In addition to combating stigma in the workplace, employees with autism are challenged with navigating systems developed for the neurotypical. This means that supervisors and employees have fundamentally different understandings of what makes a good or even ideal employee. These gaps in understanding (referred to as the “double empathy problem”) can undermine effective job performance and lead to unnecessary turnover.
Efforts to solve the double empathy problem can be transformational for autistic individuals, neurotypical supervisors, and their broader organizations. Job coaches can also play a crucial role in enhancing the quality of employee-supervisor relationships.
A new study forthcoming in the journal Disability and Rehabilitation finds that clarifying job expectations holistically and creating and sustaining high-quality relationships between supervisors and employees plays a crucial role in creating positive employment outcomes for employees with autism.
“Sustainable Employment Depends on Quality Relationships Between Supervisors and Their Employees on the Autism Spectrum” by Tim Vogus, Brownlee O. Currey, Jr., Professor of Management and Deputy Director of the Frist Center for Autism and Innovation, explores what organizational factors help sustain employees with autism.
“When people think about the challenges autistic employees face at work, they too often misperceive them as being about failings of the autistic person rather than failures of shared expectations and necessary supports for successful performance,” says Vogus. “In this study, we were able to document how misunderstandings emerge and their consequences, and what can be done to bridge them.”
The study, co-authored by Valerie Martin, Tara D. Flanagan, and Denis Chênevert, evaluates nine case histories that the authors developed based on interviews with managers, employees with autism, and job coaches.
The authors detail the importance of high-quality relationships between supervisors and supervisees when involving autistic employees and emphasize the added value of job coaches to proactively set clear and comprehensive expectations and help establish modes of communication that address the double empathy problem to get employees and managers on the same page.
Job coaches can also be an essential resource, as they can help provide supervisors and peers with a better understanding of autism and guidance on more effective management practices, especially regarding feedback and performance evaluation.
This study has implications for policymakers and business leaders on every rung of the ladder, from shift leaders to executives.
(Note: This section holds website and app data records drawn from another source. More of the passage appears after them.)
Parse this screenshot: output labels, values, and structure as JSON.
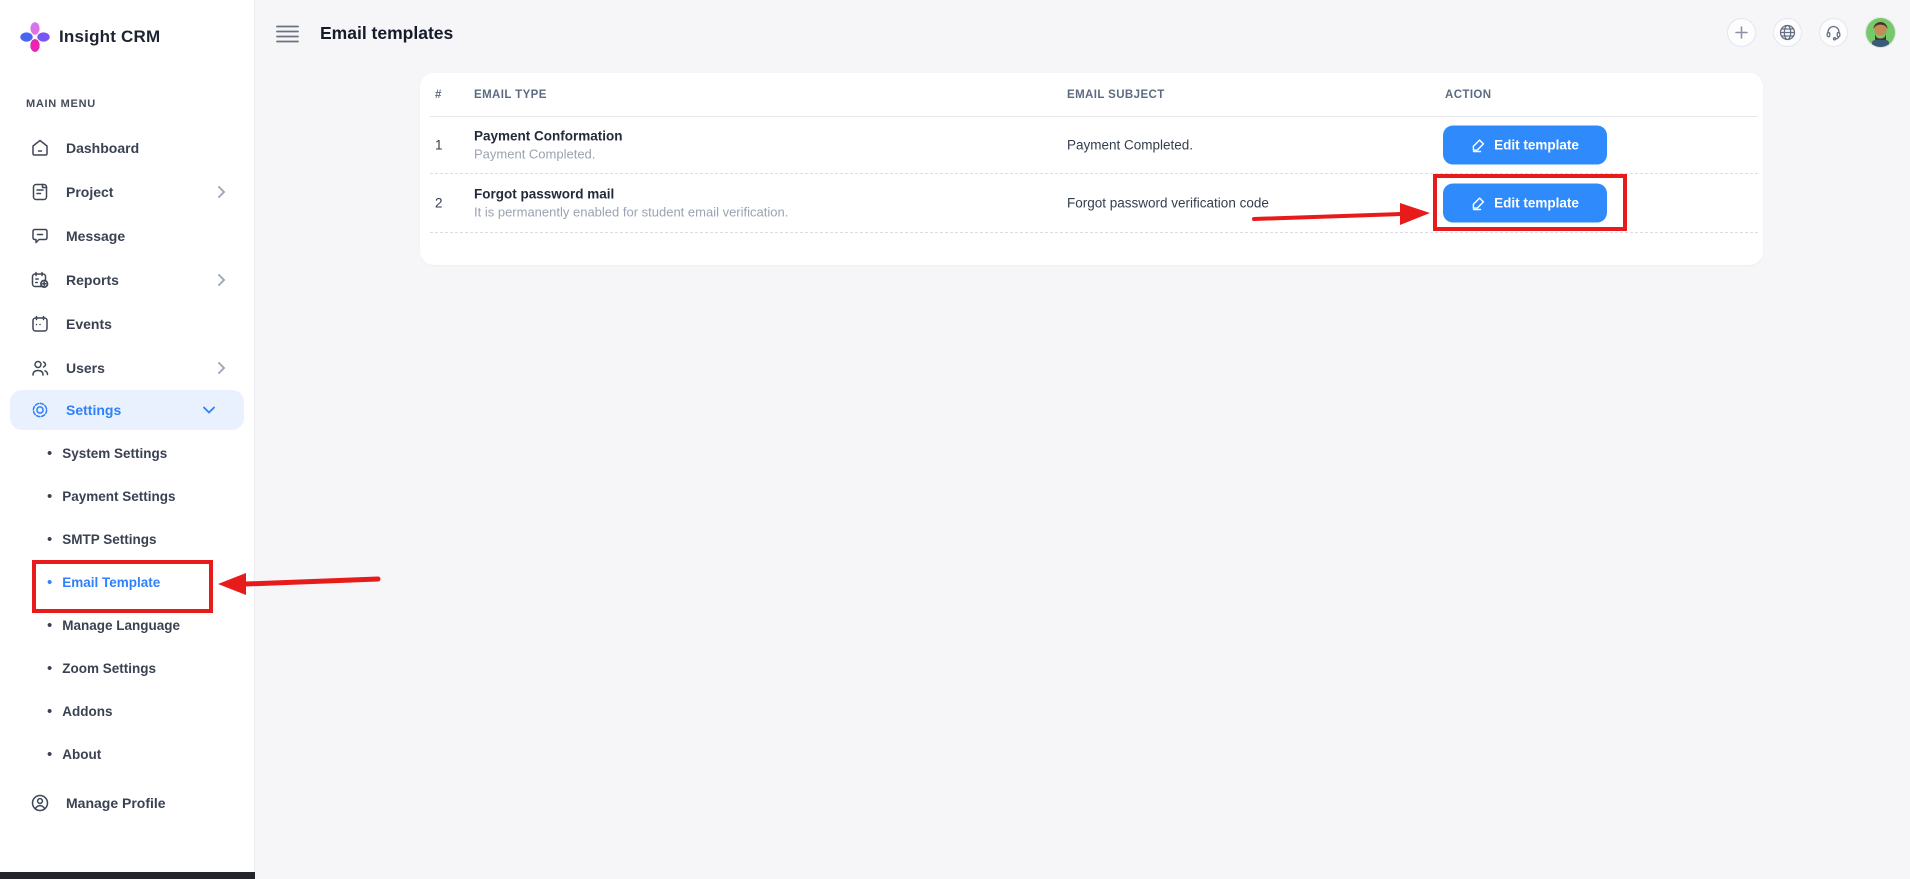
{
  "app": {
    "name": "Insight CRM"
  },
  "sidebar": {
    "section_label": "MAIN MENU",
    "items": [
      {
        "label": "Dashboard",
        "icon": "home-icon"
      },
      {
        "label": "Project",
        "icon": "document-icon",
        "chevron": "right"
      },
      {
        "label": "Message",
        "icon": "message-icon"
      },
      {
        "label": "Reports",
        "icon": "report-icon",
        "chevron": "right"
      },
      {
        "label": "Events",
        "icon": "calendar-icon"
      },
      {
        "label": "Users",
        "icon": "users-icon",
        "chevron": "right"
      },
      {
        "label": "Settings",
        "icon": "gear-icon",
        "chevron": "down",
        "active": true
      }
    ],
    "submenu": [
      {
        "label": "System Settings"
      },
      {
        "label": "Payment Settings"
      },
      {
        "label": "SMTP Settings"
      },
      {
        "label": "Email Template",
        "active": true
      },
      {
        "label": "Manage Language"
      },
      {
        "label": "Zoom Settings"
      },
      {
        "label": "Addons"
      },
      {
        "label": "About"
      }
    ],
    "profile_label": "Manage Profile"
  },
  "header": {
    "title": "Email templates",
    "actions": [
      "add-icon",
      "globe-icon",
      "support-headset-icon",
      "user-avatar"
    ]
  },
  "table": {
    "columns": {
      "num": "#",
      "type": "EMAIL TYPE",
      "subject": "EMAIL SUBJECT",
      "action": "ACTION"
    },
    "rows": [
      {
        "num": "1",
        "type_title": "Payment Conformation",
        "type_subtitle": "Payment Completed.",
        "subject": "Payment Completed.",
        "action_label": "Edit template"
      },
      {
        "num": "2",
        "type_title": "Forgot password mail",
        "type_subtitle": "It is permanently enabled for student email verification.",
        "subject": "Forgot password verification code",
        "action_label": "Edit template"
      }
    ]
  },
  "annotations": {
    "highlighted_sidebar_item": "Email Template",
    "highlighted_button": "Edit template (row 2)",
    "color": "#e81b1b"
  },
  "colors": {
    "accent_blue": "#2f8bfb",
    "active_pill_bg": "#e9f1fe",
    "page_bg": "#f6f6f9",
    "annotation_red": "#e81b1b",
    "avatar_bg": "#76c869"
  }
}
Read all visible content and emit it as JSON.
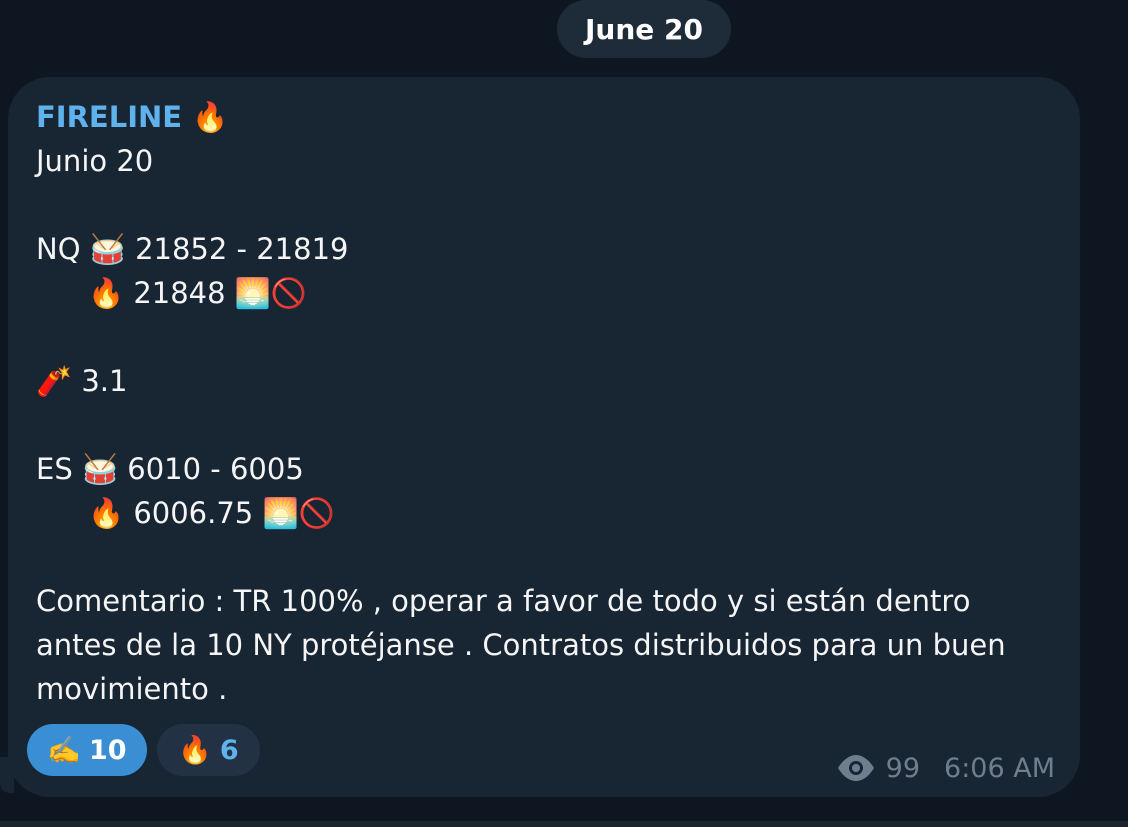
{
  "date_separator": "June 20",
  "message": {
    "sender": "FIRELINE 🔥",
    "lines": {
      "l1": "Junio 20",
      "l2": "NQ 🥁  21852 - 21819",
      "l3": "🔥 21848 🌅🚫",
      "l4": "🧨 3.1",
      "l5": "ES 🥁  6010 - 6005",
      "l6": "🔥 6006.75 🌅🚫",
      "l7": "Comentario : TR 100% , operar a favor de todo y si están dentro",
      "l8": "antes de la 10 NY protéjanse . Contratos distribuidos para un buen",
      "l9": "movimiento ."
    },
    "reactions": [
      {
        "emoji": "✍️",
        "count": "10",
        "selected": true
      },
      {
        "emoji": "🔥",
        "count": "6",
        "selected": false
      }
    ],
    "views": "99",
    "time": "6:06 AM"
  },
  "colors": {
    "background": "#0e1621",
    "bubble": "#182533",
    "sender": "#5fb2ec",
    "reaction_selected": "#3a8fd4"
  }
}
Recognizing the demonstrated importance of facilitating high-quality relationships between managers and employees can break barriers for employees with autism.
“To me, the importance behind this study is the understanding that there are steps we can take to support people with autism in the workplace,” says Vogus. “By understanding the types of different understandings that emerge between autistic employees and neurotypical supervisors, HR practices and tools can be updated to ensure a shared understanding emerges and job coaches can be invaluable for supporting and facilitating higher quality relationships and help managers grow and employees with autism sustainably thrive.”